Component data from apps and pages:

○ ○ ○ ○ ○

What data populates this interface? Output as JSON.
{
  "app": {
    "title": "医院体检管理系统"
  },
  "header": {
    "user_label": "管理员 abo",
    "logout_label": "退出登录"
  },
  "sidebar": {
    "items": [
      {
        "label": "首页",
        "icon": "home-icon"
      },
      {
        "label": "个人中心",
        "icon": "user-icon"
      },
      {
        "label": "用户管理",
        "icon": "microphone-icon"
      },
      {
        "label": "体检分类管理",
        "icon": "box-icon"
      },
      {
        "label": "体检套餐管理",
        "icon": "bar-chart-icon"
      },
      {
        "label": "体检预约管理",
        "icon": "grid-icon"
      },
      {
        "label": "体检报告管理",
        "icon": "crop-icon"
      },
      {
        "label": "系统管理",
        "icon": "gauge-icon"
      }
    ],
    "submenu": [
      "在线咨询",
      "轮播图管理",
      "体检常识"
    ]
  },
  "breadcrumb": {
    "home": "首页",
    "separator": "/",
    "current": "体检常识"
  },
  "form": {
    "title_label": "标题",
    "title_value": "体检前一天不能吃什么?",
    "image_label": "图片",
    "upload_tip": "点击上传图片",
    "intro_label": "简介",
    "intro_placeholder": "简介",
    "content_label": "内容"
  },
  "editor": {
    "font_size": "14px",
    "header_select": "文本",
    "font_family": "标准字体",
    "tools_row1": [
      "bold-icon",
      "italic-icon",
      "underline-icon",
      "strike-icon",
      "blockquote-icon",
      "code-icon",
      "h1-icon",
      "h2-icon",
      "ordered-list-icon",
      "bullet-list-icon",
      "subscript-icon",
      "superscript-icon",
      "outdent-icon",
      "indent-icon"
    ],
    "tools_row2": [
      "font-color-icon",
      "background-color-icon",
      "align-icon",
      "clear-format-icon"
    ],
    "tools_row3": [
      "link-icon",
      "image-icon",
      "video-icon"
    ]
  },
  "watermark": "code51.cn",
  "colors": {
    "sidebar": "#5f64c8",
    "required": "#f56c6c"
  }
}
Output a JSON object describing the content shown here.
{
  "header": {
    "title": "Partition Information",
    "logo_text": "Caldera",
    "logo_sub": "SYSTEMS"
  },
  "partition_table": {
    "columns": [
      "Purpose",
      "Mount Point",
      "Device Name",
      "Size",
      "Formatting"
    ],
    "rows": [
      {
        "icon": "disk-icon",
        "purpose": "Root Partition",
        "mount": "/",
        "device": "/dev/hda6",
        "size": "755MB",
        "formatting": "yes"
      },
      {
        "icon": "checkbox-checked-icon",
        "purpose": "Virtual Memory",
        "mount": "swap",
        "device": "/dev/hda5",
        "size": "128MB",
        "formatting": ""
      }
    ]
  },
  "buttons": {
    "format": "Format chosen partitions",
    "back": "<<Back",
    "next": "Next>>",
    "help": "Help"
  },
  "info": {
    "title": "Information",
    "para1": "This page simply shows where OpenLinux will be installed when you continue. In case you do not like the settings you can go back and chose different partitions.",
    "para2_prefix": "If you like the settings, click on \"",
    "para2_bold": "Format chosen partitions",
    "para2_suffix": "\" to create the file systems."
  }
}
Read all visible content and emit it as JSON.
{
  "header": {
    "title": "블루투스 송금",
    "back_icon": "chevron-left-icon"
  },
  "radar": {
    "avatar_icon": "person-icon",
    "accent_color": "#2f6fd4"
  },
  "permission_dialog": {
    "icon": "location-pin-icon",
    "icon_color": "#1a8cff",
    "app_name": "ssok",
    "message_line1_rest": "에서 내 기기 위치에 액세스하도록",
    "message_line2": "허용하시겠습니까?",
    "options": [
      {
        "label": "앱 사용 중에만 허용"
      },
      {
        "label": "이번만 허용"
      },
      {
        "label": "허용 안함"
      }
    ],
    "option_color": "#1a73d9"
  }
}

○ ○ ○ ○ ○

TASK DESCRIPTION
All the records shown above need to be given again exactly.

EXERCISE SOLUTION
What data populates this interface? Output as JSON.
{
  "app": {
    "title": "医院体检管理系统"
  },
  "header": {
    "user_label": "管理员 abo",
    "logout_label": "退出登录"
  },
  "sidebar": {
    "items": [
      {
        "label": "首页",
        "icon": "home-icon"
      },
      {
        "label": "个人中心",
        "icon": "user-icon"
      },
      {
        "label": "用户管理",
        "icon": "microphone-icon"
      },
      {
        "label": "体检分类管理",
        "icon": "box-icon"
      },
      {
        "label": "体检套餐管理",
        "icon": "bar-chart-icon"
      },
      {
        "label": "体检预约管理",
        "icon": "grid-icon"
      },
      {
        "label": "体检报告管理",
        "icon": "crop-icon"
      },
      {
        "label": "系统管理",
        "icon": "gauge-icon"
      }
    ],
    "submenu": [
      "在线咨询",
      "轮播图管理",
      "体检常识"
    ]
  },
  "breadcrumb": {
    "home": "首页",
    "separator": "/",
    "current": "体检常识"
  },
  "form": {
    "title_label": "标题",
    "title_value": "体检前一天不能吃什么?",
    "image_label": "图片",
    "upload_tip": "点击上传图片",
    "intro_label": "简介",
    "intro_placeholder": "简介",
    "content_label": "内容"
  },
  "editor": {
    "font_size": "14px",
    "header_select": "文本",
    "font_family": "标准字体",
    "tools_row1": [
      "bold-icon",
      "italic-icon",
      "underline-icon",
      "strike-icon",
      "blockquote-icon",
      "code-icon",
      "h1-icon",
      "h2-icon",
      "ordered-list-icon",
      "bullet-list-icon",
      "subscript-icon",
      "superscript-icon",
      "outdent-icon",
      "indent-icon"
    ],
    "tools_row2": [
      "font-color-icon",
      "background-color-icon",
      "align-icon",
      "clear-format-icon"
    ],
    "tools_row3": [
      "link-icon",
      "image-icon",
      "video-icon"
    ]
  },
  "watermark": "code51.cn",
  "colors": {
    "sidebar": "#5f64c8",
    "required": "#f56c6c"
  }
}
Output a JSON object describing the content shown here.
{
  "header": {
    "title": "Partition Information",
    "logo_text": "Caldera",
    "logo_sub": "SYSTEMS"
  },
  "partition_table": {
    "columns": [
      "Purpose",
      "Mount Point",
      "Device Name",
      "Size",
      "Formatting"
    ],
    "rows": [
      {
        "icon": "disk-icon",
        "purpose": "Root Partition",
        "mount": "/",
        "device": "/dev/hda6",
        "size": "755MB",
        "formatting": "yes"
      },
      {
        "icon": "checkbox-checked-icon",
        "purpose": "Virtual Memory",
        "mount": "swap",
        "device": "/dev/hda5",
        "size": "128MB",
        "formatting": ""
      }
    ]
  },
  "buttons": {
    "format": "Format chosen partitions",
    "back": "<<Back",
    "next": "Next>>",
    "help": "Help"
  },
  "info": {
    "title": "Information",
    "para1": "This page simply shows where OpenLinux will be installed when you continue. In case you do not like the settings you can go back and chose different partitions.",
    "para2_prefix": "If you like the settings, click on \"",
    "para2_bold": "Format chosen partitions",
    "para2_suffix": "\" to create the file systems."
  }
}
Read all visible content and emit it as JSON.
{
  "header": {
    "title": "블루투스 송금",
    "back_icon": "chevron-left-icon"
  },
  "radar": {
    "avatar_icon": "person-icon",
    "accent_color": "#2f6fd4"
  },
  "permission_dialog": {
    "icon": "location-pin-icon",
    "icon_color": "#1a8cff",
    "app_name": "ssok",
    "message_line1_rest": "에서 내 기기 위치에 액세스하도록",
    "message_line2": "허용하시겠습니까?",
    "options": [
      {
        "label": "앱 사용 중에만 허용"
      },
      {
        "label": "이번만 허용"
      },
      {
        "label": "허용 안함"
      }
    ],
    "option_color": "#1a73d9"
  }
}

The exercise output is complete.